An excellent interview with Dr. Peter Timoney on the subject of CEM is available through "The Horse" website at http://www.thehorse.com/Video.aspx?vID=153

CEM Reported in Kentucky

A case of Contagious Equine Metritis (CEM) has been reported in a 16 year-old Quarter Horse stallion standing in Kentucky. CEM is a bacterial disease that can be sexually transmitted, and is a notifiable disease, meaning that reporting of a case to authorities is mandatory. Because of the potential for significant negative financial impact in the case of an outbreak, there are international restrictions on the transport of horses and semen that reference testing for CEM. It was during the testing protocol prior to freezing of semen for export that the current case was identified. The affected stallion originated in Texas, and moved to Kentucky in February 2008 where he stood at stud and had semen shipped. There were 21 other stallions on the same farm for the 2008 breeding season. All other recently exposed horses are currently under quarantine and are awaiting test results.

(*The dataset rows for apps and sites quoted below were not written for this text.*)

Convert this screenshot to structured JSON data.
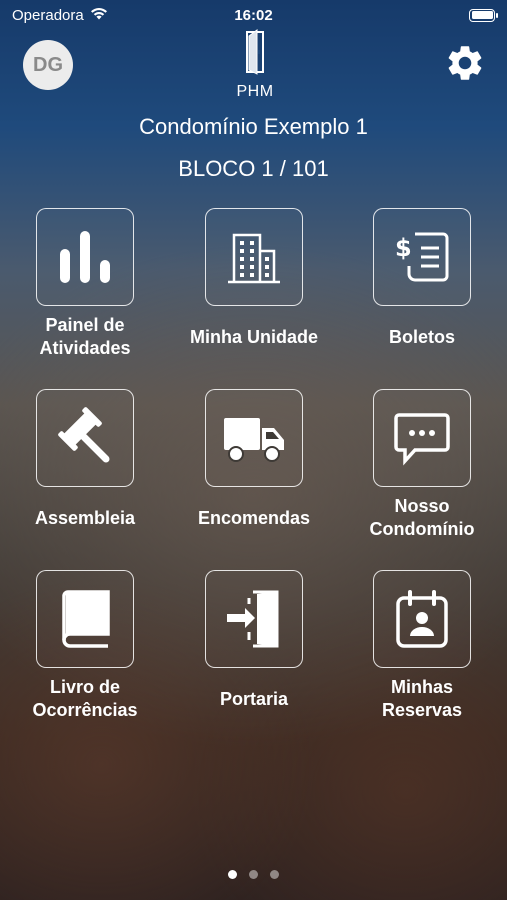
{
  "status_bar": {
    "carrier": "Operadora",
    "time": "16:02"
  },
  "header": {
    "avatar_initials": "DG",
    "logo_text": "PHM"
  },
  "condo": {
    "name": "Condomínio Exemplo 1",
    "unit": "BLOCO 1 / 101"
  },
  "menu": [
    {
      "label": "Painel de\nAtividades",
      "icon": "bar-chart-icon"
    },
    {
      "label": "Minha Unidade",
      "icon": "building-icon"
    },
    {
      "label": "Boletos",
      "icon": "invoice-icon"
    },
    {
      "label": "Assembleia",
      "icon": "gavel-icon"
    },
    {
      "label": "Encomendas",
      "icon": "truck-icon"
    },
    {
      "label": "Nosso\nCondomínio",
      "icon": "chat-icon"
    },
    {
      "label": "Livro de\nOcorrências",
      "icon": "book-icon"
    },
    {
      "label": "Portaria",
      "icon": "door-enter-icon"
    },
    {
      "label": "Minhas\nReservas",
      "icon": "calendar-person-icon"
    }
  ],
  "pagination": {
    "total": 3,
    "active": 1
  },
  "colors": {
    "text": "#ffffff",
    "avatar_bg": "#ececec",
    "avatar_text": "#8a8a8a"
  }
}
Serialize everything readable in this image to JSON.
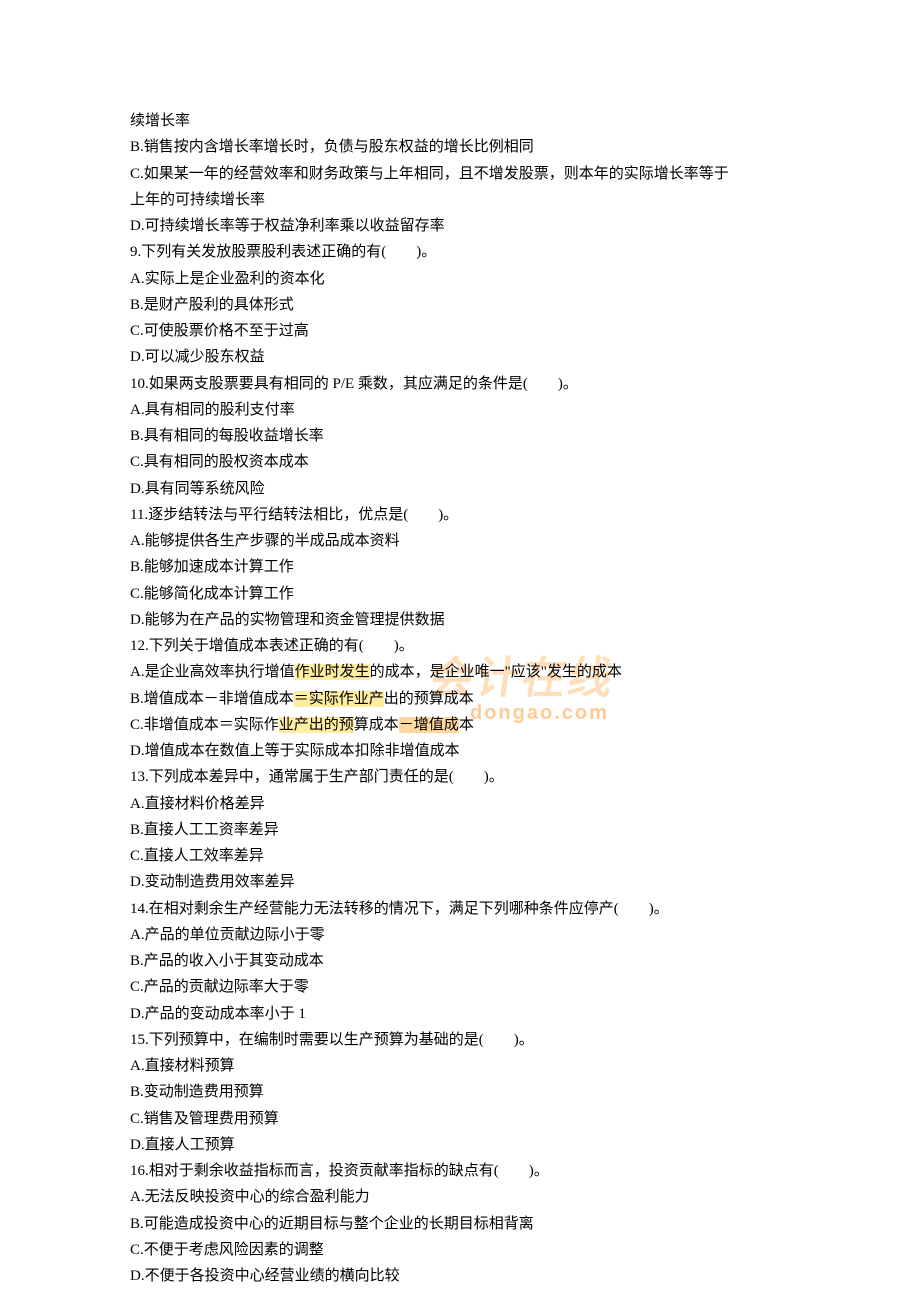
{
  "lines": [
    "续增长率",
    "B.销售按内含增长率增长时，负债与股东权益的增长比例相同",
    "C.如果某一年的经营效率和财务政策与上年相同，且不增发股票，则本年的实际增长率等于",
    "上年的可持续增长率",
    "D.可持续增长率等于权益净利率乘以收益留存率",
    "9.下列有关发放股票股利表述正确的有(　　)。",
    "A.实际上是企业盈利的资本化",
    "B.是财产股利的具体形式",
    "C.可使股票价格不至于过高",
    "D.可以减少股东权益",
    "10.如果两支股票要具有相同的 P/E 乘数，其应满足的条件是(　　)。",
    "A.具有相同的股利支付率",
    "B.具有相同的每股收益增长率",
    "C.具有相同的股权资本成本",
    "D.具有同等系统风险",
    "11.逐步结转法与平行结转法相比，优点是(　　)。",
    "A.能够提供各生产步骤的半成品成本资料",
    "B.能够加速成本计算工作",
    "C.能够简化成本计算工作",
    "D.能够为在产品的实物管理和资金管理提供数据",
    "12.下列关于增值成本表述正确的有(　　)。",
    "A.是企业高效率执行增值作业时发生的成本，是企业唯一\"应该\"发生的成本",
    "B.增值成本－非增值成本＝实际作业产出的预算成本",
    "C.非增值成本＝实际作业产出的预算成本－增值成本",
    "D.增值成本在数值上等于实际成本扣除非增值成本",
    "13.下列成本差异中，通常属于生产部门责任的是(　　)。",
    "A.直接材料价格差异",
    "B.直接人工工资率差异",
    "C.直接人工效率差异",
    "D.变动制造费用效率差异",
    "14.在相对剩余生产经营能力无法转移的情况下，满足下列哪种条件应停产(　　)。",
    "A.产品的单位贡献边际小于零",
    "B.产品的收入小于其变动成本",
    "C.产品的贡献边际率大于零",
    "D.产品的变动成本率小于 1",
    "15.下列预算中，在编制时需要以生产预算为基础的是(　　)。",
    "A.直接材料预算",
    "B.变动制造费用预算",
    "C.销售及管理费用预算",
    "D.直接人工预算",
    "16.相对于剩余收益指标而言，投资贡献率指标的缺点有(　　)。",
    "A.无法反映投资中心的综合盈利能力",
    "B.可能造成投资中心的近期目标与整个企业的长期目标相背离",
    "C.不便于考虑风险因素的调整",
    "D.不便于各投资中心经营业绩的横向比较"
  ],
  "highlights": {
    "21": [
      {
        "start": 12,
        "end": 17,
        "class": "hl-yellow"
      }
    ],
    "22": [
      {
        "start": 12,
        "end": 18,
        "class": "hl-yellow"
      }
    ],
    "23": [
      {
        "start": 11,
        "end": 16,
        "class": "hl-yellow"
      },
      {
        "start": 19,
        "end": 23,
        "class": "hl-orange"
      }
    ]
  },
  "watermark1": "会计在线",
  "watermark2": "dongao.com"
}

How Soon we Forget!

In a review of the 19 full-page stallion advertisements in the December issue of the "USDF Connection" magazine, only two carried any information about the equine viral arteritis (EVA) status of the stallion. In a random review of 19 full-page stallion ads in the December issue of the "AQHA Journal" absolutely none of the ads carried any mention of EVA status of the stallions.

It seems that stallion owners are either avoiding the issue, or burying their heads in the sand in the belief that if they can't see a problem, it doesn't exist! Sadly this is not true.

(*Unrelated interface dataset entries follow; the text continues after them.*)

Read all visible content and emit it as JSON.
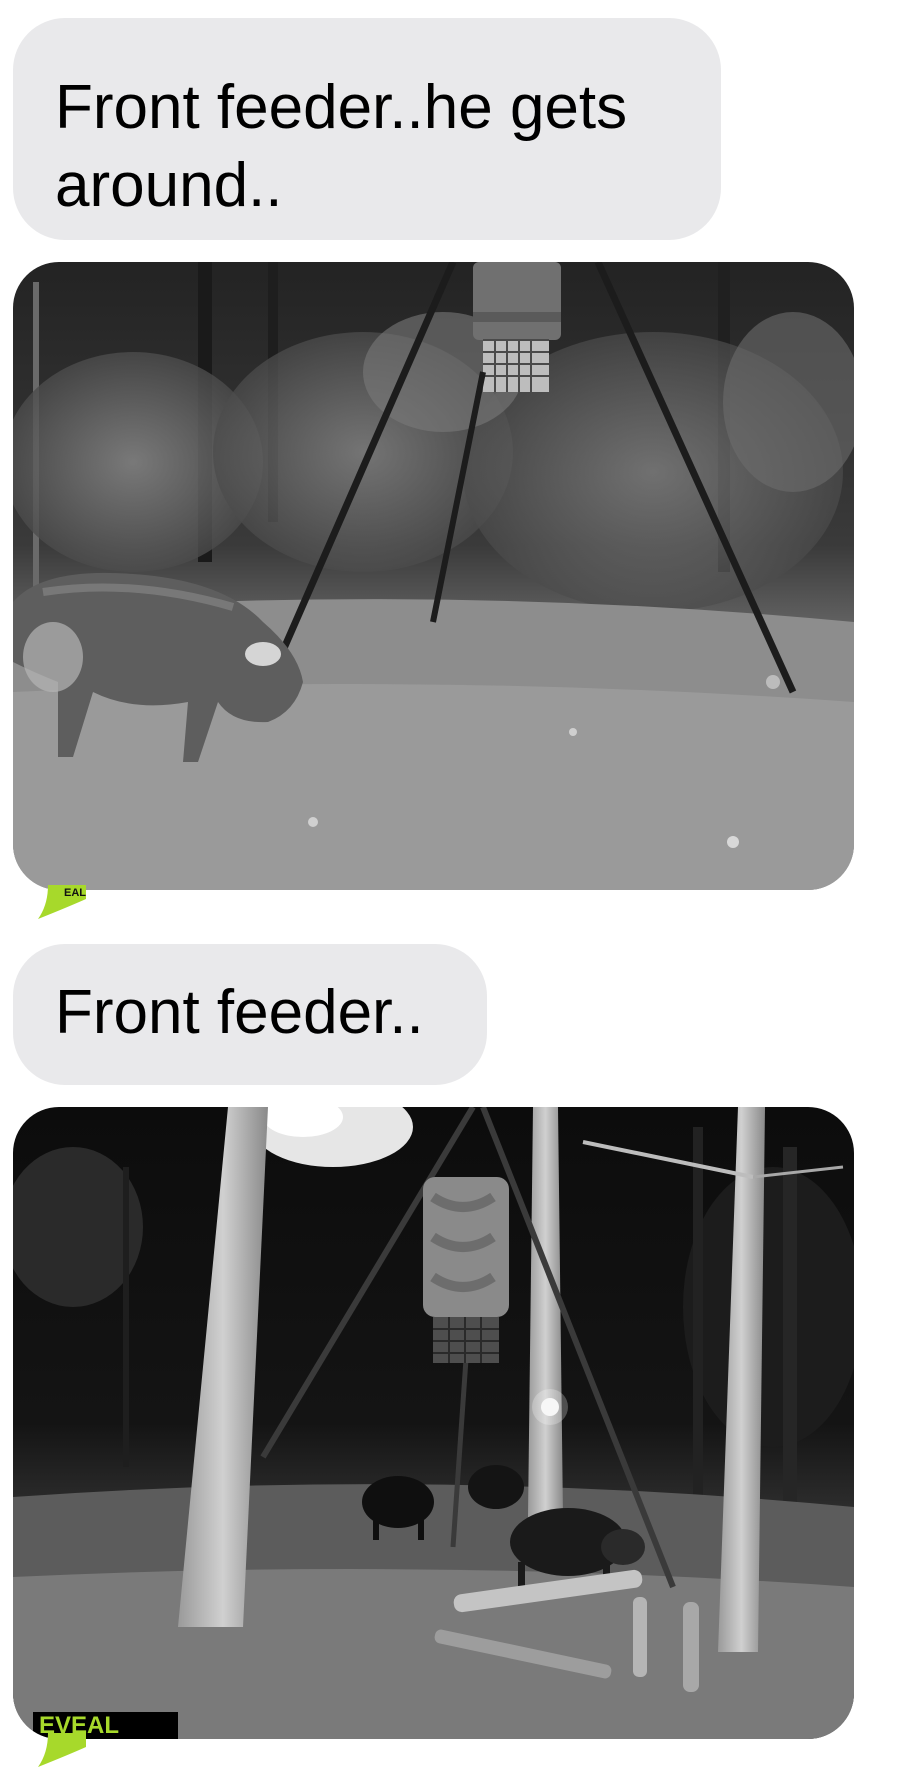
{
  "messages": [
    {
      "type": "text",
      "text": "Front feeder..he gets around.."
    },
    {
      "type": "image",
      "icon": "trail-camera-photo-hog-at-feeder-icon",
      "watermark": "EAL"
    },
    {
      "type": "text",
      "text": "Front feeder.."
    },
    {
      "type": "image",
      "icon": "trail-camera-photo-hogs-under-feeder-icon",
      "watermark": "EVEAL"
    }
  ],
  "colors": {
    "received_bubble": "#e9e9eb",
    "background": "#ffffff",
    "watermark_green": "#a7d92b"
  }
}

As we come close to the start of the 2009 (northern hemisphere) breeding season, it seems that the onus is being placed even more on the mare-owner to do their part in the prevention of another outbreak of EVA in the US. If the stallion owners are not going to do their part by educating the mare-owner as to the staus of the stallion they are offering at stud, then it behooves the mare owner to ensure that status - after all, it is the mare owner that will be the first to know if there is an outbreak as a result of breeding their mare to a positive "shedding" stallion when other already-pregnant mares on their farm start aborting or coming up "open".

Mare owners: One of the first questions to ask a stallion owner prior to booking to their stallion is "what is the EVA status of your stallion?". The ideal answer you are looking for is "EVA negative and vaccinated annually". "Tested EVA negative" or even "tested negative and vaccinated" is not adequate unless the animal has been vaccinate annually - simply testing the animal and getting a negative result will not prevent them becoming infected and a shedder the week after they are tested!

Stallion owners: Use the "EVA negative, vaccinated annually" terminology in your advertisements! It demonstrates that you are an ethical breeder doing your bit to prevent the transmission of this troublesome disease. Alternatively, in the event that your stallions are not tested and vaccinated, right now - more than 60 days before the start of the breeding season - is an excellent time to do it. Review the EVA articles for more details on the full testing an vaccination protocol.

Impact of an outbreak:

Why do we continually hammer on about this? Take a moment to consider the impact that resulted from an infected stallion in New Mexico in 2006:
Associated EVA cases were confirmed in 6 States - NM, UT, MT, KS, OK, AL.
Circumstantial evidence suggested associated EVA cases in 4 more States - CA, ID, CO, TX.

A total of 69 direct exposures were identified:
48 (69.5%) were mares inseminated with shipped semen.
20 (29%) involved mares and foals that had visited the index premises.
1 (1.5%) was a mare that was both inseminated and also visited the index premises.
(Direct exposure = horse potentially exposed to infection on index premises (NM) or through insemination with infective semen).

New Mexico and Utah were the most affected States:
A total of 50 facilities involving 2022 horses were placed under supervised or voluntary quarantine in those two States alone!

The true extent of the outbreak is difficult to gauge as Federal and State reporting requirements for EVA are inadequate.

Need we say more? If so, please review the articles about equine viral arteritis to be found in our articles section